Ciardelli wants the foundation to eventually grant $5 million or $10 million a year. Most foundations have staffs and infrastructure to help them scale. Guaranteed Rate Foundation has volunteers, and applications can run 90 to 100 pages. The foundation is making the application process more efficient, and it might hire additional staff, says Jay Oleniczak, the foundation's senior director.
Ciardelli got the idea for the foundation in 2011, when a Guaranteed Rate employee's house burned down. The company gave the family $25,000 for food and clothing, "to get them back on their feet," Ciardelli recalls. In 2012, he formally established Guaranteed Rate Foundation to be a "safety net" for employees, their families and friends, and community members in need.
The catch? Their hard luck has to be due to circumstances beyond their control. Those who've brought misfortune on themselves will get Ciardelli's sympathy, but not his foundation's money. Over the years, he's vetoed a handful of applications where "I felt like the person got themselves into the mess," he says.

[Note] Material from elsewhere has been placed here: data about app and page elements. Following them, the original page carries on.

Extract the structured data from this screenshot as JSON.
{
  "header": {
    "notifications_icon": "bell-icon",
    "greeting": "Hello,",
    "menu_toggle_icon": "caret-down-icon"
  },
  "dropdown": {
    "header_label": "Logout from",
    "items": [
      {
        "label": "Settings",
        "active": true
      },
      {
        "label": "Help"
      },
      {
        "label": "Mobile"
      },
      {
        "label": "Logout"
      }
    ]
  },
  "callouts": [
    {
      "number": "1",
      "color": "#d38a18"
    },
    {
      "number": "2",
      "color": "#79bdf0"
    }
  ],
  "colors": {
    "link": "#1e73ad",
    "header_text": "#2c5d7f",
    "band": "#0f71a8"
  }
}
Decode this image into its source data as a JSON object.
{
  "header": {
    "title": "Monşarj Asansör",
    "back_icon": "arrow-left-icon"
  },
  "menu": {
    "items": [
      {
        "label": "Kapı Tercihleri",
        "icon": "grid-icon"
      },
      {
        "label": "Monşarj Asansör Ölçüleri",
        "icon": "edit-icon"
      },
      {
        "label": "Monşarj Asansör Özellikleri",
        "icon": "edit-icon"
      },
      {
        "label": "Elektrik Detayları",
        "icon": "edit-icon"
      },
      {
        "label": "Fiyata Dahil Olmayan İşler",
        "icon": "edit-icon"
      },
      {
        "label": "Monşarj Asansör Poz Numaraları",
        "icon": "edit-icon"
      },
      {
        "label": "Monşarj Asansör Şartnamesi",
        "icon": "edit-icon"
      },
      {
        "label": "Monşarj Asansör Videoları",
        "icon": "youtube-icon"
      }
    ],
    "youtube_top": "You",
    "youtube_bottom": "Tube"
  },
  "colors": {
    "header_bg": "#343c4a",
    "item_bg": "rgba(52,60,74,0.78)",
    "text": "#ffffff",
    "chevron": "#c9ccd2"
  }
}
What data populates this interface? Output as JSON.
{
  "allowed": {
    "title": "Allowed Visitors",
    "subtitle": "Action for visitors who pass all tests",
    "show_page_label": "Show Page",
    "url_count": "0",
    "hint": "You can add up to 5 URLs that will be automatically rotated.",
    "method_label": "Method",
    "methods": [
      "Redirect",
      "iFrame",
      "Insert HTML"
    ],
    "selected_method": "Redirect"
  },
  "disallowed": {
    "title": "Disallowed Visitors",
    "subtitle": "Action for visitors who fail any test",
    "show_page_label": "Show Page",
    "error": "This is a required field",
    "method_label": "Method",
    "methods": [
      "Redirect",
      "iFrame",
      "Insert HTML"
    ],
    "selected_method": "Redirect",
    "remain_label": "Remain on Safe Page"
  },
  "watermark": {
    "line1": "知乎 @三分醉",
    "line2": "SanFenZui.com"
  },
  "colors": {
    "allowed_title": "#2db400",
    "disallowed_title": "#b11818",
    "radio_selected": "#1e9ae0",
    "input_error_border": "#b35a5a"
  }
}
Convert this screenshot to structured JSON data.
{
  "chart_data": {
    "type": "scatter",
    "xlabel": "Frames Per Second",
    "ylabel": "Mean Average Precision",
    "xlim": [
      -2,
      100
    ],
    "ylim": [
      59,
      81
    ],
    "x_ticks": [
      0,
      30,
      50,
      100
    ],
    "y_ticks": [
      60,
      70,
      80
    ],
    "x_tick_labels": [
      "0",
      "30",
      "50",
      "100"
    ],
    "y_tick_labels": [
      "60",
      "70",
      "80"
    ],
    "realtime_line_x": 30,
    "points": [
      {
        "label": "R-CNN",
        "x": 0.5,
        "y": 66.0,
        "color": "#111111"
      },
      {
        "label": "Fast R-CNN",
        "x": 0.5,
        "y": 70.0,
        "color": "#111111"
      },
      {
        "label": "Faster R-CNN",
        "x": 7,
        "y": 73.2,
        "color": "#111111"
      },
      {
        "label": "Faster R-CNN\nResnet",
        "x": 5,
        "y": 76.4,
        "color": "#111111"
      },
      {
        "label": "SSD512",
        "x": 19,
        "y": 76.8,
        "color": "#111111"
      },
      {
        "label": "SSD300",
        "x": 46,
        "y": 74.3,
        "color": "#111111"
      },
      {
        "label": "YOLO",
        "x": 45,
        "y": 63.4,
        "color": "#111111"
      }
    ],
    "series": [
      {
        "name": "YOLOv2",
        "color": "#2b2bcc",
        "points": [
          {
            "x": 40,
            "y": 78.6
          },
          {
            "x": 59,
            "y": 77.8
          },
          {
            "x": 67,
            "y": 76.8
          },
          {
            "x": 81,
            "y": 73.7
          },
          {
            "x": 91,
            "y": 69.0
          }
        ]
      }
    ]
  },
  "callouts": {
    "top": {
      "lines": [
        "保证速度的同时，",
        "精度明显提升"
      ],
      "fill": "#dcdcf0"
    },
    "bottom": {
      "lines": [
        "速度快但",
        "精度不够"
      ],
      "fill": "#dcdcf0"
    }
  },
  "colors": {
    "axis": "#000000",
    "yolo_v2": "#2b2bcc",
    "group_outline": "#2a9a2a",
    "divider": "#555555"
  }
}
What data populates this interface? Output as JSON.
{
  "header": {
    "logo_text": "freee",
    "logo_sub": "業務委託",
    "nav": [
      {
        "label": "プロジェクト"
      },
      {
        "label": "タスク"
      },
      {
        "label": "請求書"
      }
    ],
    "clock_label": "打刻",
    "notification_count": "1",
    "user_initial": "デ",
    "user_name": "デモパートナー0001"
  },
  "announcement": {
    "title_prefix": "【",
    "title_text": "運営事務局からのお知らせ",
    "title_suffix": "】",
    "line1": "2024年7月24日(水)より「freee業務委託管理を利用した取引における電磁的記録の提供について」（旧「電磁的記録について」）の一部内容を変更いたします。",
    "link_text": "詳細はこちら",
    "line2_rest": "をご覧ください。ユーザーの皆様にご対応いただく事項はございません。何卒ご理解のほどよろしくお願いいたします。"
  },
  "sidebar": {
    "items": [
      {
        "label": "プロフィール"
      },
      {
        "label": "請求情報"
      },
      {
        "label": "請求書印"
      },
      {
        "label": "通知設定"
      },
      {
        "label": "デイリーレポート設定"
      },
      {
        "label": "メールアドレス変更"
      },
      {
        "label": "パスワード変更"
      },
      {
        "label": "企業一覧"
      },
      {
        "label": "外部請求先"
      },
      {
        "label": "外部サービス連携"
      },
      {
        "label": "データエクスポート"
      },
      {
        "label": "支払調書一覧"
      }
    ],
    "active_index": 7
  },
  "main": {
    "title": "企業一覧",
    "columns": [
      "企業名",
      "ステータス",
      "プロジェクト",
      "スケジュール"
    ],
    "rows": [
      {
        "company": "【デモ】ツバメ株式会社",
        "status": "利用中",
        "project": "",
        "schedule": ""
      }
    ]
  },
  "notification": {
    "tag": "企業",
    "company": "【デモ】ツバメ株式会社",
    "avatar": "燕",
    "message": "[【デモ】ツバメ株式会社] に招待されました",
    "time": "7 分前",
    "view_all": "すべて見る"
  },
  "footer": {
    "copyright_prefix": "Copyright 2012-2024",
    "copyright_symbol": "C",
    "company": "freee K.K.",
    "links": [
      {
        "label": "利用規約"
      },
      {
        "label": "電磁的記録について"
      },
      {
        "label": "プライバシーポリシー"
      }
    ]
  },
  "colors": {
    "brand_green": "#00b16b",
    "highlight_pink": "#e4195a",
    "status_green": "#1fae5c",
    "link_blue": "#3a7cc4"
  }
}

Guaranteed Rate Foundation is looking for more people who, through no fault of their own, could use a little cash. About half the leads come from Guaranteed Rate employees, and the rest from those who have experienced philanthropy, Ciardelli-style. A grant isn't a guaranteed proposition, but for people like Caitlyn, it's worth a try.